This week there has been a minor controversy over a painting Jim Carrey posted on his Twitter account. The picture was of Sarah Huckabee Sanders in what most would consider an unflattering portrayal. It reminded me of the controversy of last May when Kathy Griffin published a satirical photo of her carrying a bloodied, decapitated head of Donald Trump. While Carrey was getting some blow-back about the portrait it was mild compared to Griffin in which the response was swift and furious. She lost a U.S. tour she was on, was fired from CNN, was widely condemned from friends and the public at large, and couldn’t find work in America. While the controversy surrounding Carrey’s painting is fading away, Griffin’s career suffered almost irreparable damage. Both are examples of the artists exercising their First Amendment Rights. It occurred to me why such disparate reactions to very similar artistic statements.

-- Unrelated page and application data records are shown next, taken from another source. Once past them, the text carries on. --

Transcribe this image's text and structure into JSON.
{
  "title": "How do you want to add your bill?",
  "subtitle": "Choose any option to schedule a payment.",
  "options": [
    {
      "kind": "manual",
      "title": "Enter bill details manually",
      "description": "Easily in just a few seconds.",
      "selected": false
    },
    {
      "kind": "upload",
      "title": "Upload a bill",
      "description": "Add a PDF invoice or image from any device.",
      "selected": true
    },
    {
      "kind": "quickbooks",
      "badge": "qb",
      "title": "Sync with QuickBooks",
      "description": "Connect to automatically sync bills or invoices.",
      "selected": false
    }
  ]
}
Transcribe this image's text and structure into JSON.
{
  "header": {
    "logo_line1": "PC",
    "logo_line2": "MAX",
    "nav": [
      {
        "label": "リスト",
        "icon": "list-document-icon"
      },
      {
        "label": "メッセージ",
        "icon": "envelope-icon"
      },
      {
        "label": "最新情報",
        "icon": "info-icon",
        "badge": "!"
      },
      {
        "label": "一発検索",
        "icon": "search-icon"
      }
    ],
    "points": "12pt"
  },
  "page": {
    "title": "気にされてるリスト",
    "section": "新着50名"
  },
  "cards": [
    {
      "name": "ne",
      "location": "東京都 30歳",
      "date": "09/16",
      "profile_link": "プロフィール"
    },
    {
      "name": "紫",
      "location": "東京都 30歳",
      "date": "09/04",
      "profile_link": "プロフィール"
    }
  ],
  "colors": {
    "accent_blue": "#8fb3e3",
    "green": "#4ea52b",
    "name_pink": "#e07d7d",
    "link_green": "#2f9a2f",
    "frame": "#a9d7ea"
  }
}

After Griffin’s picture was made public, Griffin explained the picture was satire in response to Trump’s comment to Megyn Kelly during the first presidential debate in which he said, “there was blood coming out of her eyes, blood coming out of her...wherever” (Kelly a true conservative was questioning Trump’s conservative credentials). When the photo wasn’t well received she immediately tried to mitigate the damage by explaining that she wasn’t condoning violence or violence towards the president and that it was supposed to be satirical. She also apologized for what was by then considered an ill-conceived joke that had gone wrong. In the aftermath, Griffin was subjected to what can only be described as political persecution, she was interrogated by the Department of Justice under the threat of being taken away in handcuffs, threatened with a no-knock search of her home (for a joke!), the subject of two different departments of the federal government, put on the Interpol list, has been detained in every airport on her recent international tour, and threatened by Trump supporters (ironic for Griffin’s supposed indiscretion against Trump).
In contrast Carrey’s portrait has received only a little backlash, mostly from other Twitter users accusing him of being a sexist and a bully, and Huckabee’s father (former Arkansas governor Mike Huckabee) added Christaphobe to his criticism. Carrey has confirmed the painting is his, but hasn’t made any further statement about it other than the caption that accompanied it, “This is the portrait of a so called Christian whose only purpose in life is to lie for the wicked. Monstrous!” On Monday Carrey posted a portrait of Trump as the Wicked Witch of the West without further controversy and the initial outrage about the Huckabee-Sanders portrait fading away to memory. One has to ask themselves why the double standard in the response to Griffin’s and Carrey’s satirical representations, is it sexism? But this isn’t the only noticeable double standard since the start of Trump’s presidency there’s one that has filled the New York stage.
In June 2017 there was an uproar over the New York Public Theater’s production of Julius Caesar with Caesar personified by the character in costume looking very much like Donald Trump. Critics said it was disrespectful of the president and the office, and corporate sponsors pulled their support. In comparison there was a 2012 production of Julius Caesar by the Guthrie Theater with Caesar portrayed by a black actor who resembled then president Barack Obama. What was the reaction? Did members of the audience become offended? Was there a hew and cry how it was disrespectful of the president or the presidency? Did corporate sponsors threaten or pull their support? The answer is no, nothing, silence, no hew and cry, no teeth gnashings, no hand wringing. Crickets, not even any commentary about the imagery of a black man being killed. Both productions are noted for being faithful to Shakespeare’s play. Again, one has to ask why the double standard?
Art has always been dangerous in many countries artists are among the first to be jailed, art cannot go “too far,” it can’t cross a line, it is meant to challenge the perceptions and perspectives of the world, it is supposed to foster controversy, debate, discussion and sometimes this bleeds over into the political and that’s when it becomes dangerous not only for the artist, but for the society surrounding the artist. Is it condemned without thought? By dictate of the ruling party or leader? Does it lead to recriminations by those who don’t approve of the artist’s message? Or does it lead to the possibility of change? Maybe leading to a change of thinking on a subject or in how one perceives the world and the society we’re engaged in. This is the measure we have to take of ourselves as a society, do we want to encourage thought, discussion and differing points of view?
Griffin’s career now seems to be back on track in the U.S., she has been playing international appearances since the controversy, she has appeared on Bill Maher’s Real Time, is working with J.J. Abrams on a possible TV show (the sure sign of acceptance in the televised age), and Griffin is now set to play in New York at the Kennedy Center and Carnegie Hall which are not only in “Trumps backyard” but are among America’s most prestigious venues. Griffin’s experience, as awful as it might have been and may still move her comedy to deeper expressions of her art and move her into Lenny Bruce territory.